▶ [Task directions] When the word "month" appears in a line of the data below, list that line.

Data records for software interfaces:
________________________
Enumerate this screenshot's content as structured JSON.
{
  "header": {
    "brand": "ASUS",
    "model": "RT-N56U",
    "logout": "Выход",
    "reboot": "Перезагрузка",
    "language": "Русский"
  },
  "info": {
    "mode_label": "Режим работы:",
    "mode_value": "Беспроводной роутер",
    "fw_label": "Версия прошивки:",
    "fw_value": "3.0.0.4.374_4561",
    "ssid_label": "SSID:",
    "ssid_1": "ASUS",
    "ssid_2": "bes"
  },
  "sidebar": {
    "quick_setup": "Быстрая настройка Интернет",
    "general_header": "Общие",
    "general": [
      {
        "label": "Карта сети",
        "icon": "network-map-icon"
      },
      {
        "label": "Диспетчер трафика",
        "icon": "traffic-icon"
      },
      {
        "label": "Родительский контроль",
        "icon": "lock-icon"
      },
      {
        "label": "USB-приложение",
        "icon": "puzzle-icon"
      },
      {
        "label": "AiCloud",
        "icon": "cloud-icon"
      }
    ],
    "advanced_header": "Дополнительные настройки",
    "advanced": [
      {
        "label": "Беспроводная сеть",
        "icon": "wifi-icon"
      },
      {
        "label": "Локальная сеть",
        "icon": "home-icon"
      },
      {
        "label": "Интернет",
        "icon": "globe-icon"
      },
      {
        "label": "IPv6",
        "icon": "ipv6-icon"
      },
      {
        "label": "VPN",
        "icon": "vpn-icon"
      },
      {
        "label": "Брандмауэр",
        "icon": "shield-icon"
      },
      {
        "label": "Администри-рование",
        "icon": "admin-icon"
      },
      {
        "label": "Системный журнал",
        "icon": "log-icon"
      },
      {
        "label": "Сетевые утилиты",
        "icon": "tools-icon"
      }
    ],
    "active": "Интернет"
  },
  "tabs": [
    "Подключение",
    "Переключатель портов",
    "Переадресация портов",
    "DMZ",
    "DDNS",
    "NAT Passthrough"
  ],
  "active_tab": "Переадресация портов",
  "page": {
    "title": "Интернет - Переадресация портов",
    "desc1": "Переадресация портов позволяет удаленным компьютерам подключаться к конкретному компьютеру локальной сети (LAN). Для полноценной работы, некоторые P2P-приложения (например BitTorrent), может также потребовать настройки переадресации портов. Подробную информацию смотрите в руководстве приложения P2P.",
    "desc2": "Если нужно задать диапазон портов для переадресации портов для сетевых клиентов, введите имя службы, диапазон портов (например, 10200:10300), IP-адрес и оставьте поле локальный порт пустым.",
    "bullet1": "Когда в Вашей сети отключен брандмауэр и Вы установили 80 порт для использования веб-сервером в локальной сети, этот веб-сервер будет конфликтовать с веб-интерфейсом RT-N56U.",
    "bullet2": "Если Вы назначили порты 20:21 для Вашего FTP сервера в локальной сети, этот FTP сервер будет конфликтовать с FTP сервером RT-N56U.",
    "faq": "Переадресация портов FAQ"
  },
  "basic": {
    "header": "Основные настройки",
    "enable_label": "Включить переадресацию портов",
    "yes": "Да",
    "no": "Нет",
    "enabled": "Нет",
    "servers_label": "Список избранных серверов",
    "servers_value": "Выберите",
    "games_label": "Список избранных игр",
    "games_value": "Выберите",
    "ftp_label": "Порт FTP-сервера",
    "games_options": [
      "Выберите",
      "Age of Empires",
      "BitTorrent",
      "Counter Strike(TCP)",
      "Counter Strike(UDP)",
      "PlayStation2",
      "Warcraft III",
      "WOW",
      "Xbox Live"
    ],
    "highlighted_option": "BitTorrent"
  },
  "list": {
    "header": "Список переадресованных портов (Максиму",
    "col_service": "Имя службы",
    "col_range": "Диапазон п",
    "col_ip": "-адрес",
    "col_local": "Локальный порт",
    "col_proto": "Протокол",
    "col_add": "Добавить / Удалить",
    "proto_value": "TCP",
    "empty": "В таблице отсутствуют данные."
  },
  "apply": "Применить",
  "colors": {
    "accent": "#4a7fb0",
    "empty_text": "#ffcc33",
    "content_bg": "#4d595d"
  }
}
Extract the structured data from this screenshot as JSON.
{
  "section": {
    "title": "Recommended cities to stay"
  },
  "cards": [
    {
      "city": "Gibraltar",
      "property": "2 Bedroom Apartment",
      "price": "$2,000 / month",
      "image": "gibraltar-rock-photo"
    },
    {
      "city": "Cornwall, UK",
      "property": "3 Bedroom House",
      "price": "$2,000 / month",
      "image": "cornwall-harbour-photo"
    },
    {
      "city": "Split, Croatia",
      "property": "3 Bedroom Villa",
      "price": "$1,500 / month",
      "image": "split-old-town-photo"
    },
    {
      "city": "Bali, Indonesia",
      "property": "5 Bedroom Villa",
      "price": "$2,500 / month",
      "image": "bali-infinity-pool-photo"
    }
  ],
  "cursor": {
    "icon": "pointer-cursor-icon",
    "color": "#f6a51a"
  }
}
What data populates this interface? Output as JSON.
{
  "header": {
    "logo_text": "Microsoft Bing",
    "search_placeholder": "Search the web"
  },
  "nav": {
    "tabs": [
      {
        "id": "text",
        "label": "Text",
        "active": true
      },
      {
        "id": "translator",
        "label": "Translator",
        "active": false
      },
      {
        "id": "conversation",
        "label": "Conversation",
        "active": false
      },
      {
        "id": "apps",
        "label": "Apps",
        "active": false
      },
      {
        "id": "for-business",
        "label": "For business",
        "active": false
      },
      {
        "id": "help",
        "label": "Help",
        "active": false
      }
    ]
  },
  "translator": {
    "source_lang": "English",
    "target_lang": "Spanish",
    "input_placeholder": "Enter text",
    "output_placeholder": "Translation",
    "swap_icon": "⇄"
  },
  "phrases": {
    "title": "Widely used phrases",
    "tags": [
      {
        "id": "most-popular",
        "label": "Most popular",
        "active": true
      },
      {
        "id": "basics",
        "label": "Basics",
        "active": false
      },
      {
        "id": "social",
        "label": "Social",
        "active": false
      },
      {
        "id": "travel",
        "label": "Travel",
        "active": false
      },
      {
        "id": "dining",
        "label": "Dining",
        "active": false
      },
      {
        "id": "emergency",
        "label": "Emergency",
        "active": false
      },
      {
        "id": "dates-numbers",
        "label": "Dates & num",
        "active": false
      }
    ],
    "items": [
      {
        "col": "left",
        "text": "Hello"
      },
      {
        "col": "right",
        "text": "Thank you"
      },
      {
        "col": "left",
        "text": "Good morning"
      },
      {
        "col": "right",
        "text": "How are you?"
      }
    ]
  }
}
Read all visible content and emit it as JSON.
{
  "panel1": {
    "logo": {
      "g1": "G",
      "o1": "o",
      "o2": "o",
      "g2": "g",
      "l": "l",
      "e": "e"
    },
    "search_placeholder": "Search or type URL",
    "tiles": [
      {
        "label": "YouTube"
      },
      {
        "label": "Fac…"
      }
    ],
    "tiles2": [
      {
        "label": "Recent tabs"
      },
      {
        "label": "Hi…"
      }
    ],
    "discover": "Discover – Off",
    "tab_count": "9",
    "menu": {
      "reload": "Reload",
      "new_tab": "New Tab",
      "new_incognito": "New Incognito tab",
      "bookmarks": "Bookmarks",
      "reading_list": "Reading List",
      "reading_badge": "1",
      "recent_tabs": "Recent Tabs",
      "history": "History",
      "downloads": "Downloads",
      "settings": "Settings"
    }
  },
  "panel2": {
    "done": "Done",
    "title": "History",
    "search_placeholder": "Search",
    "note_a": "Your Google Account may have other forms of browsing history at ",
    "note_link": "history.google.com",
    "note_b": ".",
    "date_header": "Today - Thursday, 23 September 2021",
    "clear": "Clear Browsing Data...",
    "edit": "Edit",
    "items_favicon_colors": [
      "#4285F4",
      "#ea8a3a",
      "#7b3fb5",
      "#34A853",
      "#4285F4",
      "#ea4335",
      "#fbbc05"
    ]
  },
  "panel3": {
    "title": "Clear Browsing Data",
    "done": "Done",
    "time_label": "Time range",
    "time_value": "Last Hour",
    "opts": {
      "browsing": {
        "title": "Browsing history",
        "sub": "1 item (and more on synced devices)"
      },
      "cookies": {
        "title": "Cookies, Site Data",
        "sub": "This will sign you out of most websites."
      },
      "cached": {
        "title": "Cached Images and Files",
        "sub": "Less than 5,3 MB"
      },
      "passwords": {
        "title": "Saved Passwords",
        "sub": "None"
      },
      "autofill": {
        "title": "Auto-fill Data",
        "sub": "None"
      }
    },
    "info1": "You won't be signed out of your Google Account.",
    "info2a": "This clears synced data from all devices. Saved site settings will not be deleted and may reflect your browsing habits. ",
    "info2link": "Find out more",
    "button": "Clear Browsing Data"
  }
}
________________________
▶ [Output of the exercise]
      "price": "$2,000 / month",
      "price": "$2,000 / month",
      "price": "$1,500 / month",
      "price": "$2,500 / month",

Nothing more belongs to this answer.